  2. ^ "Боксер Максим Дадашев умер после поединка" [Boxer Maxim Dadashev died after a fight]. (in Russian). July 23, 2019.
  3. ^ "Боксер Максим Дадашев. Биография" [Boxer Maxim Dadashev. Biography]. (in Russian). July 23, 2019.
  4. ^ a b c d e f g h Rafael, Dan; Kim, Steve (July 23, 2019). "Boxer Dadashev dies from Friday fight injuries". ESPN. Retrieved July 24, 2019.
  5. ^ a b Fortin, Jacey (July 23, 2019). "Maxim Dadashev Dies of Injuries After Losing Boxing Match". The New York Times.
  6. ^ "Maxim Dadashev". BoxRec. Retrieved July 24, 2019.
  7. ^ "Maxim Dadashev dies after boxing injuries sustained against Subriel Matias". BBC. July 24, 2019. Retrieved July 24, 2019.

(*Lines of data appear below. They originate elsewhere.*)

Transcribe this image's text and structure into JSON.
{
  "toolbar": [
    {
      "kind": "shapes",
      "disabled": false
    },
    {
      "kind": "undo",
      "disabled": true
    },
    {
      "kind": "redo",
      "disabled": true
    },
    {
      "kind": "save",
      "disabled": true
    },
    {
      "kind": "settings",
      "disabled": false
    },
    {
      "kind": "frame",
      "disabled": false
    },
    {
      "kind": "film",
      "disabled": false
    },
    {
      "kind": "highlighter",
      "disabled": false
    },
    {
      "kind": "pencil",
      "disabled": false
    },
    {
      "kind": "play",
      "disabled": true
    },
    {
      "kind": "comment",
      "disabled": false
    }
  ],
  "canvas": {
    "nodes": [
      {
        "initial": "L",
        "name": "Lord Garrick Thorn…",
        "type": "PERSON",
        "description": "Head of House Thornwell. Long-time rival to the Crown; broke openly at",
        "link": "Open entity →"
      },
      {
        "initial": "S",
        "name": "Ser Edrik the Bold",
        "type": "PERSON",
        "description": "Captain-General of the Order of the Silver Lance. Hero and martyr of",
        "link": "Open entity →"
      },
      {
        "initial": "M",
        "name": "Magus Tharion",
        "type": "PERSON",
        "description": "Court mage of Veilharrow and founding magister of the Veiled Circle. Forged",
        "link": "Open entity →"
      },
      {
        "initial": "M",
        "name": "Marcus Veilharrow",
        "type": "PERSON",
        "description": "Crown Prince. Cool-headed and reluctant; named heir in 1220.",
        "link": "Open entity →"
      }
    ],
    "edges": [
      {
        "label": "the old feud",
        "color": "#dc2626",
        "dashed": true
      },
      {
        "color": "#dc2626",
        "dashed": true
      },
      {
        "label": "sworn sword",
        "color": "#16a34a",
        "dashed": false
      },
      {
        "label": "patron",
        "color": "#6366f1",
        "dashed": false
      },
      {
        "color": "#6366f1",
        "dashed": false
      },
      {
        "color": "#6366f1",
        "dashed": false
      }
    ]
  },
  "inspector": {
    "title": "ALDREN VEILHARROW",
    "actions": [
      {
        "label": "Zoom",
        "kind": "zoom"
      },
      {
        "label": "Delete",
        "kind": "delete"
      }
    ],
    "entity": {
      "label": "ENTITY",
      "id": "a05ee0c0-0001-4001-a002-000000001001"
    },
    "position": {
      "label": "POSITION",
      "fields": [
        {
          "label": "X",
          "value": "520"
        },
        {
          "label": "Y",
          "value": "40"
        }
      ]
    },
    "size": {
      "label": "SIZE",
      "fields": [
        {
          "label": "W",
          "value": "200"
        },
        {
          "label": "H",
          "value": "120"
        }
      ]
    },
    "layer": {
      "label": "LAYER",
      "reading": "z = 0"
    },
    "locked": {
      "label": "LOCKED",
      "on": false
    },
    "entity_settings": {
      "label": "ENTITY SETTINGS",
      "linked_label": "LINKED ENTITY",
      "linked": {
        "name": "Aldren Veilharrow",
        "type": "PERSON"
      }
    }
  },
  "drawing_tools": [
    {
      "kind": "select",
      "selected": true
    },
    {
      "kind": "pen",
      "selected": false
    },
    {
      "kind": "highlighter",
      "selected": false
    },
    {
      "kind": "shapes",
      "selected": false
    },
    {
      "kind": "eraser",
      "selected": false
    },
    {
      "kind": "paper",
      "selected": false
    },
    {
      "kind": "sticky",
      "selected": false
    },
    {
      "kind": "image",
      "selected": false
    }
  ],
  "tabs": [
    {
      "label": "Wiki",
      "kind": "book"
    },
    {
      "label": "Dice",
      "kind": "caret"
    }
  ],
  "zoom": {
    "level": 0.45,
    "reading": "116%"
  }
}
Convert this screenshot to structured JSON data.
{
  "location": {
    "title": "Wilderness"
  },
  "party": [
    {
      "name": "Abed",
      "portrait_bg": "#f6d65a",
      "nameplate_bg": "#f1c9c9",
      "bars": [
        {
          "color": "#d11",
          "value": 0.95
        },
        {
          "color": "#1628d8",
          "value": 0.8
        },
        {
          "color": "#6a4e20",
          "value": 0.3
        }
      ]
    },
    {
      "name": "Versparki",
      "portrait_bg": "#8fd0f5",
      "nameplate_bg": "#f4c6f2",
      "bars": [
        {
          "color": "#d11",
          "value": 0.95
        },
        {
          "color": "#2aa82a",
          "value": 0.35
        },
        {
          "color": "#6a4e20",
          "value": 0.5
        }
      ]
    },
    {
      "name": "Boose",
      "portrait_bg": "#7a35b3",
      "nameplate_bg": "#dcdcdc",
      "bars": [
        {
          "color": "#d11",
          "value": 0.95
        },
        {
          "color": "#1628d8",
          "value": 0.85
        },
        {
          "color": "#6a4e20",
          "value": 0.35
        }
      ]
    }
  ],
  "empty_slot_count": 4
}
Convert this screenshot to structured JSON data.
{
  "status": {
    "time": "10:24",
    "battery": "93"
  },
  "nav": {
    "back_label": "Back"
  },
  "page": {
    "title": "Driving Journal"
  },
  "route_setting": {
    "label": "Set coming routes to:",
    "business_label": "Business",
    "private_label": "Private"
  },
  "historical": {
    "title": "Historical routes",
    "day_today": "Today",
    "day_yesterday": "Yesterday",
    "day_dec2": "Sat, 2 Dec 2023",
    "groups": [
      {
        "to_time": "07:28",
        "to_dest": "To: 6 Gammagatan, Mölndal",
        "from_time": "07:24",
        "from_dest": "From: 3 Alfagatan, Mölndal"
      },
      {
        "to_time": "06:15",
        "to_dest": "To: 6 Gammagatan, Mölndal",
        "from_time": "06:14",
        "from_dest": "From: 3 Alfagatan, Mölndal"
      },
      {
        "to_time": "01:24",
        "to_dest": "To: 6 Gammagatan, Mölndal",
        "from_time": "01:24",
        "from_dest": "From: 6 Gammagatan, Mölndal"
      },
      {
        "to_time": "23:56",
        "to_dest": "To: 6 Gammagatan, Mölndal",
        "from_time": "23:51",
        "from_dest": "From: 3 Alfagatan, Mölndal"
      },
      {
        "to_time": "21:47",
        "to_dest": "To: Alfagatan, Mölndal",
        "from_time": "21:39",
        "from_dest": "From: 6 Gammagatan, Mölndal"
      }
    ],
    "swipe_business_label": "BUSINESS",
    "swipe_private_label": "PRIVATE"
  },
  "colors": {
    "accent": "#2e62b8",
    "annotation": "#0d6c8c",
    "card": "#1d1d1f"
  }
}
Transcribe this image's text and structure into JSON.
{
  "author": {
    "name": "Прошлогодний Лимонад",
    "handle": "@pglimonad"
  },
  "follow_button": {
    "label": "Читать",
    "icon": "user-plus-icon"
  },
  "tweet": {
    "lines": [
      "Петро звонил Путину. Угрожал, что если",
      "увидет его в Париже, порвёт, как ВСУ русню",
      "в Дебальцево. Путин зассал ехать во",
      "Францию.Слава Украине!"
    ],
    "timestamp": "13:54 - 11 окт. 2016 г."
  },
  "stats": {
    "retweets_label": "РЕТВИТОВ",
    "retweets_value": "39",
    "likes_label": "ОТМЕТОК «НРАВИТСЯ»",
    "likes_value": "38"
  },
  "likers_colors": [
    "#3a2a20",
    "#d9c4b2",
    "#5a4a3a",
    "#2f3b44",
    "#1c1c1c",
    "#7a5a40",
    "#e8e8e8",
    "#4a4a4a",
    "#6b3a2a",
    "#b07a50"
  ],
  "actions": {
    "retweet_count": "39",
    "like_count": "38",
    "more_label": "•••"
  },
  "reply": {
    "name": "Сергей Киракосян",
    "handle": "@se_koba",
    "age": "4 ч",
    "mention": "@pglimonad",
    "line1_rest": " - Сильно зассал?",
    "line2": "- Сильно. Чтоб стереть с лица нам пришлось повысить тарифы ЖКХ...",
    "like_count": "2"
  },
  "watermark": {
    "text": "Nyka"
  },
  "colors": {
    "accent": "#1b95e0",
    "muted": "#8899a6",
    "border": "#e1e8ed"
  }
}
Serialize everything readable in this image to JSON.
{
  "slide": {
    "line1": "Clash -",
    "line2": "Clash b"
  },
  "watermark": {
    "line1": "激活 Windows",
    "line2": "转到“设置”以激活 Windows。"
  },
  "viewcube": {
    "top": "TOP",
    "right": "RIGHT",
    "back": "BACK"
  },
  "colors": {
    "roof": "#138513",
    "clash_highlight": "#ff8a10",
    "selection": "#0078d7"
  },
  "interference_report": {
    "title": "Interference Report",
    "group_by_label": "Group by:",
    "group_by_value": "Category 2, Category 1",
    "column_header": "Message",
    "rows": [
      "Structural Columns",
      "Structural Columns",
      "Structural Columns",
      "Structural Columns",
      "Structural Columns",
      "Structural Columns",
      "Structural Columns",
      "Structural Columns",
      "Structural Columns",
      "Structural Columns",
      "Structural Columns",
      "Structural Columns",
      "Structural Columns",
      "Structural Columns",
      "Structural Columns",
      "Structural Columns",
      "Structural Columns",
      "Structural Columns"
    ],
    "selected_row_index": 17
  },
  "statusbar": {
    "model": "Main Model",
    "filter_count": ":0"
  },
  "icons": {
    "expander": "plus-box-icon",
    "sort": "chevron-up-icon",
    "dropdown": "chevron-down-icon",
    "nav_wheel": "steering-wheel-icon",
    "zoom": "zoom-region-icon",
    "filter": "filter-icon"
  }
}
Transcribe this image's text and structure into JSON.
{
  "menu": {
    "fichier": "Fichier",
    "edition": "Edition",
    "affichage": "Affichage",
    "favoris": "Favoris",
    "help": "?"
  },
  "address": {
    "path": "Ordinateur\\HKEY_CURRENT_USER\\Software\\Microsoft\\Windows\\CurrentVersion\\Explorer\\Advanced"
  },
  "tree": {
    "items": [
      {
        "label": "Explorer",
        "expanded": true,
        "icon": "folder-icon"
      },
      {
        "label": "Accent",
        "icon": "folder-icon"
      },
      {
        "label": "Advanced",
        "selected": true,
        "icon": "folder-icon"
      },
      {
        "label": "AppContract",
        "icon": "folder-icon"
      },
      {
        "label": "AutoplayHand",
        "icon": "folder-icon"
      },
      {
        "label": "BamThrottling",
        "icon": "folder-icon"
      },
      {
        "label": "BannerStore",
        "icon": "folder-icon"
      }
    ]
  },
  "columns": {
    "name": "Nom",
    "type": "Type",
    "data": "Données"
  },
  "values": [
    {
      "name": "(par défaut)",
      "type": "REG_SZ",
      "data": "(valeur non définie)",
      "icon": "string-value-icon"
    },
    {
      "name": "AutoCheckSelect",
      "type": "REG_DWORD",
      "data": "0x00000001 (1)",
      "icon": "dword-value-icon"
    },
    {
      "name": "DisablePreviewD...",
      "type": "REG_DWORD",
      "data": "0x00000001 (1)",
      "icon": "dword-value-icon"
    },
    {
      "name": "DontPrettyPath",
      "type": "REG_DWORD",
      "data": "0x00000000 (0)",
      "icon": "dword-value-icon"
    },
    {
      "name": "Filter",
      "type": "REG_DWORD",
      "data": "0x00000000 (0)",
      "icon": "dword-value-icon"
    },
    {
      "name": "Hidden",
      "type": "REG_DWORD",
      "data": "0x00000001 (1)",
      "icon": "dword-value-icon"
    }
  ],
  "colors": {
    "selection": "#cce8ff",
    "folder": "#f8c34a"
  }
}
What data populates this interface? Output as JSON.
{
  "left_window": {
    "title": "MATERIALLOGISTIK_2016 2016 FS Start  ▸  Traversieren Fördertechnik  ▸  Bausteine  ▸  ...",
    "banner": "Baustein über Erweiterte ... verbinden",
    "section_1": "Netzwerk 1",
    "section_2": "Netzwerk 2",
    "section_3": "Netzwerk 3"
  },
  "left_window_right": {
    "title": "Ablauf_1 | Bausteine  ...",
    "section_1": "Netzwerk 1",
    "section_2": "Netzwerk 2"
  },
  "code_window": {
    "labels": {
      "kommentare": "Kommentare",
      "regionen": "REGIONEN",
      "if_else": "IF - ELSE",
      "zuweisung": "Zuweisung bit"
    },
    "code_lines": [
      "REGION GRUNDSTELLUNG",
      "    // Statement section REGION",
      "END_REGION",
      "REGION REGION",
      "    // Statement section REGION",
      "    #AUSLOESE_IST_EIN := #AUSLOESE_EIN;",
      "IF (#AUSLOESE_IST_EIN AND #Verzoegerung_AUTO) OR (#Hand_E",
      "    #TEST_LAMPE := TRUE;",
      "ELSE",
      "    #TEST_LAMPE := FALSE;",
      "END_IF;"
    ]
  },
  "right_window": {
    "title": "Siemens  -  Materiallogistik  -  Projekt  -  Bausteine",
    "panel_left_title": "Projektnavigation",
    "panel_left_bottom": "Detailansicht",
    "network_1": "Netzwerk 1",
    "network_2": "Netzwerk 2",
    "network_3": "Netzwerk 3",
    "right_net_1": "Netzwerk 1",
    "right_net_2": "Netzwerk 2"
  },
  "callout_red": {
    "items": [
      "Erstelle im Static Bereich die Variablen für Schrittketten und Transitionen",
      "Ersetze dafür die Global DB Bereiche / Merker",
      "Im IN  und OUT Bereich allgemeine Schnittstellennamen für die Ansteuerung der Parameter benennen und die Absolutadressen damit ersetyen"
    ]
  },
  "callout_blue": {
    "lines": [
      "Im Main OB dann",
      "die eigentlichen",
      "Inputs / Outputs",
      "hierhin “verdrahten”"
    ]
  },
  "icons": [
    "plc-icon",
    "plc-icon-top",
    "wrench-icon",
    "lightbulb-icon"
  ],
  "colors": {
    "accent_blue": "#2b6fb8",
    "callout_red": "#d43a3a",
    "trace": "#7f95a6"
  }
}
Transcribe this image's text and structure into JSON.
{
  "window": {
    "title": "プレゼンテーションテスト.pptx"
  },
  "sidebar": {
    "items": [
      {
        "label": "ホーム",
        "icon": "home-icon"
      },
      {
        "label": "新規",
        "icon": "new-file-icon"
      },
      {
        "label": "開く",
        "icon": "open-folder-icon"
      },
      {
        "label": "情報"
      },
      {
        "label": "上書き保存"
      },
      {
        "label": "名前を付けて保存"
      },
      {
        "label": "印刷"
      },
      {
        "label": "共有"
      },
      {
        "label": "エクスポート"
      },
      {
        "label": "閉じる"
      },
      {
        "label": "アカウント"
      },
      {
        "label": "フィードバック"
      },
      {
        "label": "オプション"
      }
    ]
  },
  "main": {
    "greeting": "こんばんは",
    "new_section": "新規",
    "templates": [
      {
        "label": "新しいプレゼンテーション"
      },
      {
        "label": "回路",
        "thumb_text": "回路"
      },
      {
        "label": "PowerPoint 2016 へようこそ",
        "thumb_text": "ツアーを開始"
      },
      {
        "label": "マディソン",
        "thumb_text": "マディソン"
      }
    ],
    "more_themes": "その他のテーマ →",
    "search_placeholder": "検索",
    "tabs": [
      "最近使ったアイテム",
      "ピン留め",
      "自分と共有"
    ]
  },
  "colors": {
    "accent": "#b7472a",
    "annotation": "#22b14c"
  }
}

  8. ^ a b Crosby, Jack (July 23, 2019). "Boxer Maxim Dadashev dies at 28 after suffering brain injury in TKO loss". CBS Sports. Retrieved July 24, 2019.
  9. ^ Wang, Gene (July 24, 2019). "Maryland State Athletic Commission to review boxing match that led to death of Maxim Dadashev". The Washington Post. Retrieved July 25, 2019.
  10. ^ France-Presse, Agence (July 23, 2019). "Russian boxer Maxim Dadashev passes away after sustaining injuries in super-lightweight bout in US". Firstpost. Retrieved July 24, 2019.
  11. ^ Idec, Keith (July 24, 2019). "GoFundMe Account Created To Benefit Maxim Dadashev's Family". Retrieved July 25, 2019.
  12. ^ "В Петергофе попрощались с боксером Максимом Дадашевым" [People in Petergof say final goodbyes to boxer Maxim Dadashev] (in Russian). August 4, 2019. Retrieved August 4, 2019.

See also[edit]

External links[edit]